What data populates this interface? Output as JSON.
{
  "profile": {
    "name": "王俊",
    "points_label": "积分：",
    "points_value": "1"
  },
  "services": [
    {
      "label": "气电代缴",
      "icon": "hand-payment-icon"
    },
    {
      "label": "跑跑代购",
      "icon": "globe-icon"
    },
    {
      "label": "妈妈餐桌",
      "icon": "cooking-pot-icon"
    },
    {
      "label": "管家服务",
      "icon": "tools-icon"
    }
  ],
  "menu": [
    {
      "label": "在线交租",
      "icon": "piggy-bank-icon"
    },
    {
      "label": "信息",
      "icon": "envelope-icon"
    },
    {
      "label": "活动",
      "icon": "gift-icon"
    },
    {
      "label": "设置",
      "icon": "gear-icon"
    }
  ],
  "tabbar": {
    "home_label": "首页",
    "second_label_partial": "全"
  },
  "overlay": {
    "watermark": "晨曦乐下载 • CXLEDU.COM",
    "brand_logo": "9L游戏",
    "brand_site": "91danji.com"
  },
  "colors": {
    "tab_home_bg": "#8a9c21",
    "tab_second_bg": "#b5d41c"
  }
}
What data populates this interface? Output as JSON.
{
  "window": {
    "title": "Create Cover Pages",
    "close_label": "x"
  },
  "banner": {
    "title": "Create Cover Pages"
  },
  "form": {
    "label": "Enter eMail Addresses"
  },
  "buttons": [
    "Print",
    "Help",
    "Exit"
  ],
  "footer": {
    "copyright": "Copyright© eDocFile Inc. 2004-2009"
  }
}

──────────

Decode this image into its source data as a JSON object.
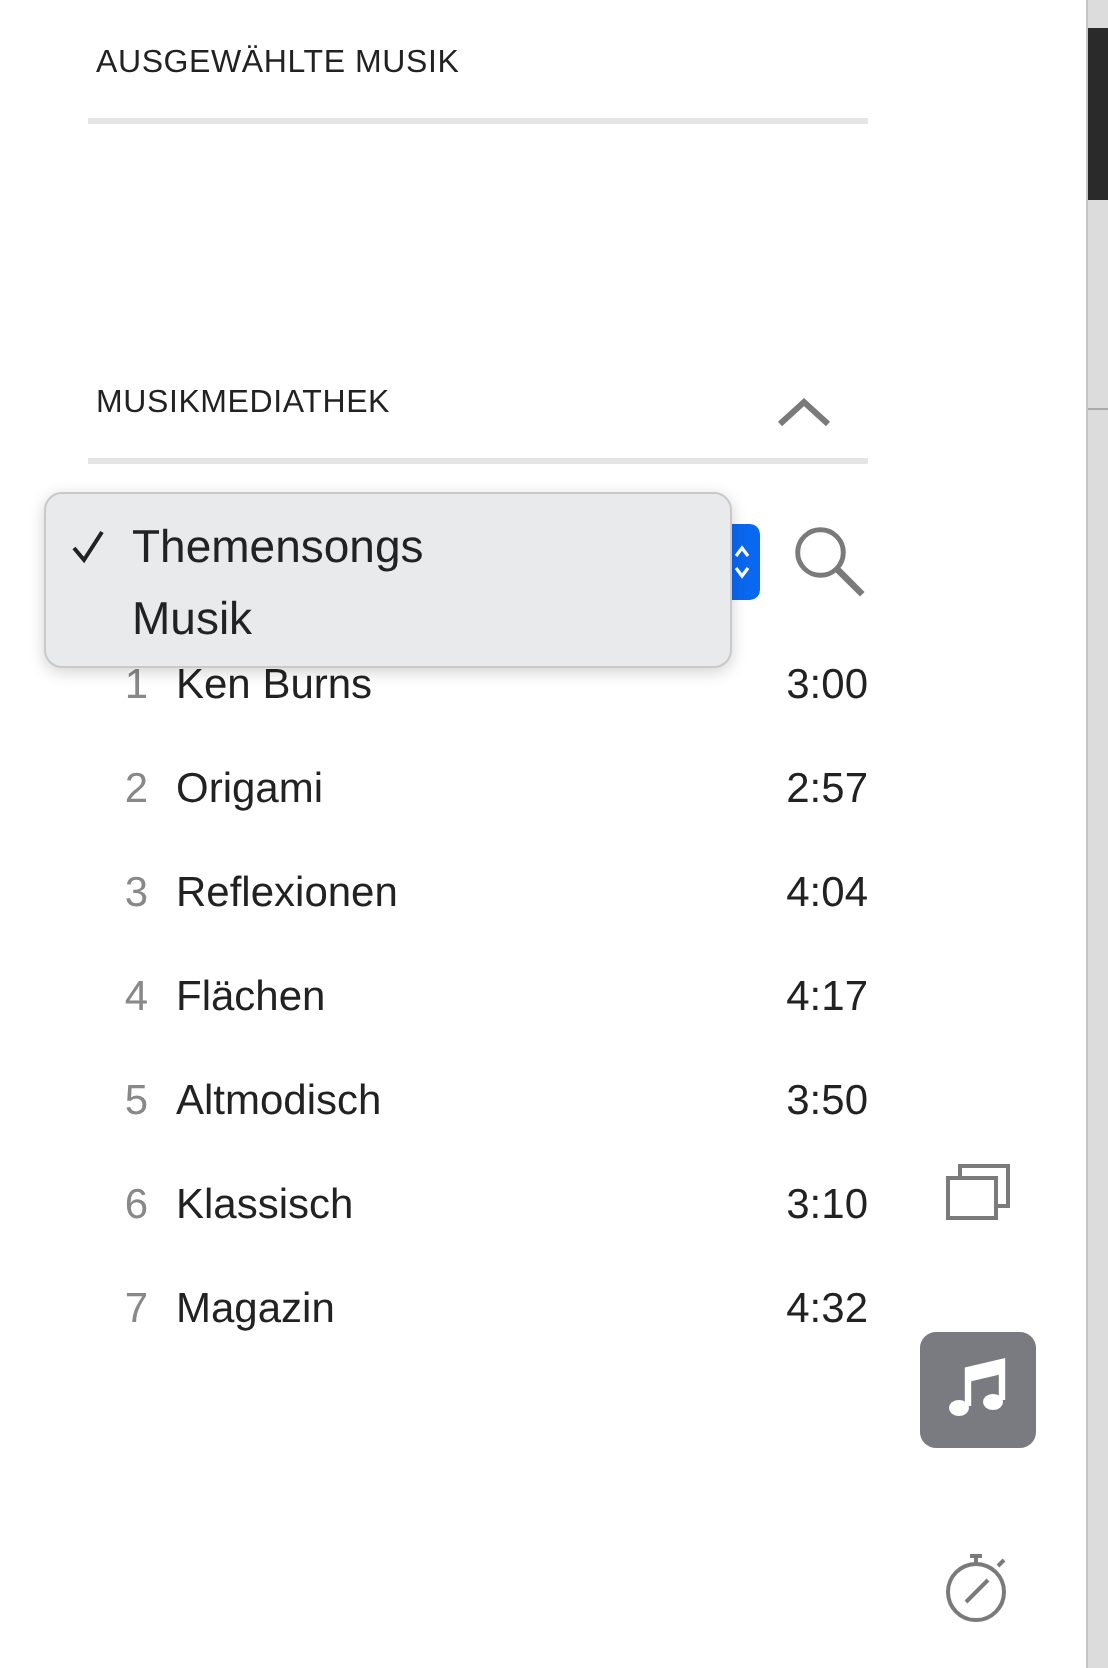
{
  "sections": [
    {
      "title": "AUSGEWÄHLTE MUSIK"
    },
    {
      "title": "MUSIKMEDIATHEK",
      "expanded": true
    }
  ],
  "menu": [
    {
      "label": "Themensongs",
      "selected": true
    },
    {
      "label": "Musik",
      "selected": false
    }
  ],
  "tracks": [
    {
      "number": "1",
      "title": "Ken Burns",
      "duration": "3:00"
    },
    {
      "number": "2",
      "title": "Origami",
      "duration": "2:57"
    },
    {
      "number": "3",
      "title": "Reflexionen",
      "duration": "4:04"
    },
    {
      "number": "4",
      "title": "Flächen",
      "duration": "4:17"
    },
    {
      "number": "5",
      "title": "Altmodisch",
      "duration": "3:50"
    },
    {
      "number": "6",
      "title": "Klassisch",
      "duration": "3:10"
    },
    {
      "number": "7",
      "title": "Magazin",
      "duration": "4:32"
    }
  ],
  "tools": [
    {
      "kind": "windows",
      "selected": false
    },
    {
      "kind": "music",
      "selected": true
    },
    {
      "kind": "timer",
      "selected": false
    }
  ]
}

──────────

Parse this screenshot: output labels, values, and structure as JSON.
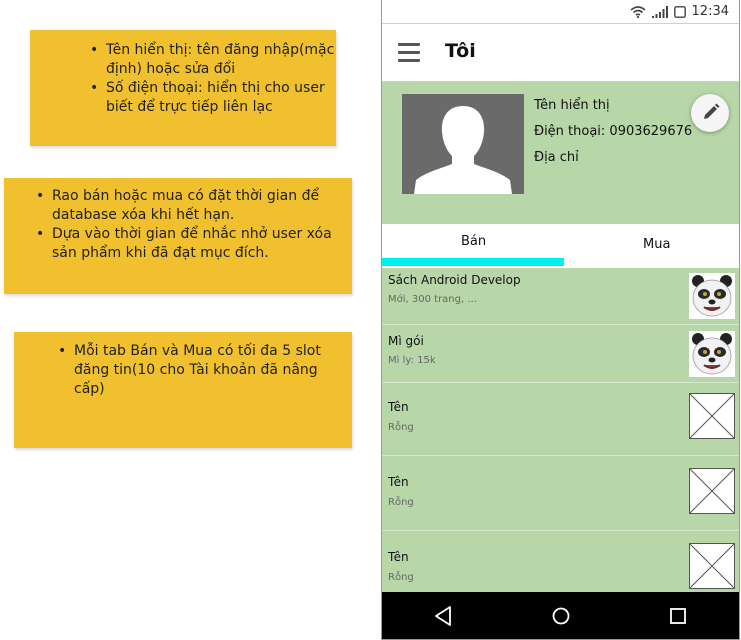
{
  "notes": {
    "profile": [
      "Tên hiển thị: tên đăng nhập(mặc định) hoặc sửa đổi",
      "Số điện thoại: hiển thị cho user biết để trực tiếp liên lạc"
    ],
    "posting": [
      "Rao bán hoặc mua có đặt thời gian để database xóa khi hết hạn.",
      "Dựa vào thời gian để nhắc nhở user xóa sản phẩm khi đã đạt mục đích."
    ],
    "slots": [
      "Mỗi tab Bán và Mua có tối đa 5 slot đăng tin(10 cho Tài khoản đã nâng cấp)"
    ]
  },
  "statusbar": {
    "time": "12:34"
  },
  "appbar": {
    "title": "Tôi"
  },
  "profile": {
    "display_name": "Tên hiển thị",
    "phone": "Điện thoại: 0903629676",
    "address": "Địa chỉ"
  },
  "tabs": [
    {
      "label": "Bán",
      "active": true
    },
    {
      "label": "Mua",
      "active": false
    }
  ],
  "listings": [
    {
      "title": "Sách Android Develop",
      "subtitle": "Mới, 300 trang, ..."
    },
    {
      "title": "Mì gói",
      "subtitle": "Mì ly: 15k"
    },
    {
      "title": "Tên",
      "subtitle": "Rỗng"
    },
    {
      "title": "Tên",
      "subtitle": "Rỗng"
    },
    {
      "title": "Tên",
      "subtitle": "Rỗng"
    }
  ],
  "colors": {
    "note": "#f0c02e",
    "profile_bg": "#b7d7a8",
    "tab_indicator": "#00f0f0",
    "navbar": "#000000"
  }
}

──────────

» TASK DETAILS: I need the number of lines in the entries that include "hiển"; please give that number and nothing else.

» FINISHED TASK: 3